What the task requires: Reproduce the data below in full. Nothing should differ from the original.
--- Given records Enclosed Below ---
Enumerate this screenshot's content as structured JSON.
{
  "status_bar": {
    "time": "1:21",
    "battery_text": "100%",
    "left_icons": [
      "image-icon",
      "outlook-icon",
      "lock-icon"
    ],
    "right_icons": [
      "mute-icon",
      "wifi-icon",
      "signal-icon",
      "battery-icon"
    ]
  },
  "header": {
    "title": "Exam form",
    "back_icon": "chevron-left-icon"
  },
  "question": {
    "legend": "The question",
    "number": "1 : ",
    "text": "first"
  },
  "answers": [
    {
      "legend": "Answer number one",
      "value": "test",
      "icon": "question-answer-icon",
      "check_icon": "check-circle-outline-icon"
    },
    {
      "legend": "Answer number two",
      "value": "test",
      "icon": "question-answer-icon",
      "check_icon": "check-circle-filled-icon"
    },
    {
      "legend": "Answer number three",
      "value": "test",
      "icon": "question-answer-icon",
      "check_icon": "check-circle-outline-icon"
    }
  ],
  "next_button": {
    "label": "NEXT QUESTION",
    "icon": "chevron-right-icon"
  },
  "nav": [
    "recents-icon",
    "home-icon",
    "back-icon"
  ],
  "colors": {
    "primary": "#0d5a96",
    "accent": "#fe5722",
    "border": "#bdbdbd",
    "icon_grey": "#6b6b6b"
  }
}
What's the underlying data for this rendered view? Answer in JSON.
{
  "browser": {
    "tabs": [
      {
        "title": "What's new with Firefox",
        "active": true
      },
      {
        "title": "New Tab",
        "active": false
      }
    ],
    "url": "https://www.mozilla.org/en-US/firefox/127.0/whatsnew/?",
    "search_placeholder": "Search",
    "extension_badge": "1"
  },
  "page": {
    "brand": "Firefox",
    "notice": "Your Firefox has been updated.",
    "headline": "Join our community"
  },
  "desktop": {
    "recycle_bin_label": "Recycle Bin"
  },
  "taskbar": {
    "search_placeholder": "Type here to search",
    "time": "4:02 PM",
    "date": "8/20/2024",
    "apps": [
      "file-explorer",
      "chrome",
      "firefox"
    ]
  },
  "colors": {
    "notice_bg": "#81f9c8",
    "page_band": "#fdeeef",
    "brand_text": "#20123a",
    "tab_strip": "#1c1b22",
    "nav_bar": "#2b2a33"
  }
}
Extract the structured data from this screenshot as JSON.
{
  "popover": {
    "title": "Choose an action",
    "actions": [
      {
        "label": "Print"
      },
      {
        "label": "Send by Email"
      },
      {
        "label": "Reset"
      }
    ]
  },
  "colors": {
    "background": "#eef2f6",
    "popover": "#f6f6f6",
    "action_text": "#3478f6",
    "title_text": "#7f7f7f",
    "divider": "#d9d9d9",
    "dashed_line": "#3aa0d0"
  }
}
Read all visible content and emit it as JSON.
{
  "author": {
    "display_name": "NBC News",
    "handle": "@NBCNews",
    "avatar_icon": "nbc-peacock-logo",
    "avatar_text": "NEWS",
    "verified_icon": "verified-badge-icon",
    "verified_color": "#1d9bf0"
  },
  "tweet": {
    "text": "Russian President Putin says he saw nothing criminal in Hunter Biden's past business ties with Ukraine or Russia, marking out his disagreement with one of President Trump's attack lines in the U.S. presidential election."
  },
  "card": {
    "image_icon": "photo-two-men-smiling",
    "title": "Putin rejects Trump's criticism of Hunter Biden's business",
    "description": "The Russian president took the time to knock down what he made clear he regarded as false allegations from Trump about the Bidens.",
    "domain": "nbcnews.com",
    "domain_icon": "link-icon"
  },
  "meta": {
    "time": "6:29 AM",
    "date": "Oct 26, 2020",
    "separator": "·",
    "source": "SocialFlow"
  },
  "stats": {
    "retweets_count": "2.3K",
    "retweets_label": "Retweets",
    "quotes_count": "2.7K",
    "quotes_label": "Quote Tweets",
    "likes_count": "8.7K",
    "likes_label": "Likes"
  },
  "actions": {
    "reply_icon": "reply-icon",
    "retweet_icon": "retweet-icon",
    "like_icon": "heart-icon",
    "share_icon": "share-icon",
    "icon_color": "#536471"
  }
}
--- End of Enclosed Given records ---
Task answer:
Enumerate this screenshot's content as structured JSON.
{
  "status_bar": {
    "time": "1:21",
    "battery_text": "100%",
    "left_icons": [
      "image-icon",
      "outlook-icon",
      "lock-icon"
    ],
    "right_icons": [
      "mute-icon",
      "wifi-icon",
      "signal-icon",
      "battery-icon"
    ]
  },
  "header": {
    "title": "Exam form",
    "back_icon": "chevron-left-icon"
  },
  "question": {
    "legend": "The question",
    "number": "1 : ",
    "text": "first"
  },
  "answers": [
    {
      "legend": "Answer number one",
      "value": "test",
      "icon": "question-answer-icon",
      "check_icon": "check-circle-outline-icon"
    },
    {
      "legend": "Answer number two",
      "value": "test",
      "icon": "question-answer-icon",
      "check_icon": "check-circle-filled-icon"
    },
    {
      "legend": "Answer number three",
      "value": "test",
      "icon": "question-answer-icon",
      "check_icon": "check-circle-outline-icon"
    }
  ],
  "next_button": {
    "label": "NEXT QUESTION",
    "icon": "chevron-right-icon"
  },
  "nav": [
    "recents-icon",
    "home-icon",
    "back-icon"
  ],
  "colors": {
    "primary": "#0d5a96",
    "accent": "#fe5722",
    "border": "#bdbdbd",
    "icon_grey": "#6b6b6b"
  }
}
What's the underlying data for this rendered view? Answer in JSON.
{
  "browser": {
    "tabs": [
      {
        "title": "What's new with Firefox",
        "active": true
      },
      {
        "title": "New Tab",
        "active": false
      }
    ],
    "url": "https://www.mozilla.org/en-US/firefox/127.0/whatsnew/?",
    "search_placeholder": "Search",
    "extension_badge": "1"
  },
  "page": {
    "brand": "Firefox",
    "notice": "Your Firefox has been updated.",
    "headline": "Join our community"
  },
  "desktop": {
    "recycle_bin_label": "Recycle Bin"
  },
  "taskbar": {
    "search_placeholder": "Type here to search",
    "time": "4:02 PM",
    "date": "8/20/2024",
    "apps": [
      "file-explorer",
      "chrome",
      "firefox"
    ]
  },
  "colors": {
    "notice_bg": "#81f9c8",
    "page_band": "#fdeeef",
    "brand_text": "#20123a",
    "tab_strip": "#1c1b22",
    "nav_bar": "#2b2a33"
  }
}
Extract the structured data from this screenshot as JSON.
{
  "popover": {
    "title": "Choose an action",
    "actions": [
      {
        "label": "Print"
      },
      {
        "label": "Send by Email"
      },
      {
        "label": "Reset"
      }
    ]
  },
  "colors": {
    "background": "#eef2f6",
    "popover": "#f6f6f6",
    "action_text": "#3478f6",
    "title_text": "#7f7f7f",
    "divider": "#d9d9d9",
    "dashed_line": "#3aa0d0"
  }
}
Read all visible content and emit it as JSON.
{
  "author": {
    "display_name": "NBC News",
    "handle": "@NBCNews",
    "avatar_icon": "nbc-peacock-logo",
    "avatar_text": "NEWS",
    "verified_icon": "verified-badge-icon",
    "verified_color": "#1d9bf0"
  },
  "tweet": {
    "text": "Russian President Putin says he saw nothing criminal in Hunter Biden's past business ties with Ukraine or Russia, marking out his disagreement with one of President Trump's attack lines in the U.S. presidential election."
  },
  "card": {
    "image_icon": "photo-two-men-smiling",
    "title": "Putin rejects Trump's criticism of Hunter Biden's business",
    "description": "The Russian president took the time to knock down what he made clear he regarded as false allegations from Trump about the Bidens.",
    "domain": "nbcnews.com",
    "domain_icon": "link-icon"
  },
  "meta": {
    "time": "6:29 AM",
    "date": "Oct 26, 2020",
    "separator": "·",
    "source": "SocialFlow"
  },
  "stats": {
    "retweets_count": "2.3K",
    "retweets_label": "Retweets",
    "quotes_count": "2.7K",
    "quotes_label": "Quote Tweets",
    "likes_count": "8.7K",
    "likes_label": "Likes"
  },
  "actions": {
    "reply_icon": "reply-icon",
    "retweet_icon": "retweet-icon",
    "like_icon": "heart-icon",
    "share_icon": "share-icon",
    "icon_color": "#536471"
  }
}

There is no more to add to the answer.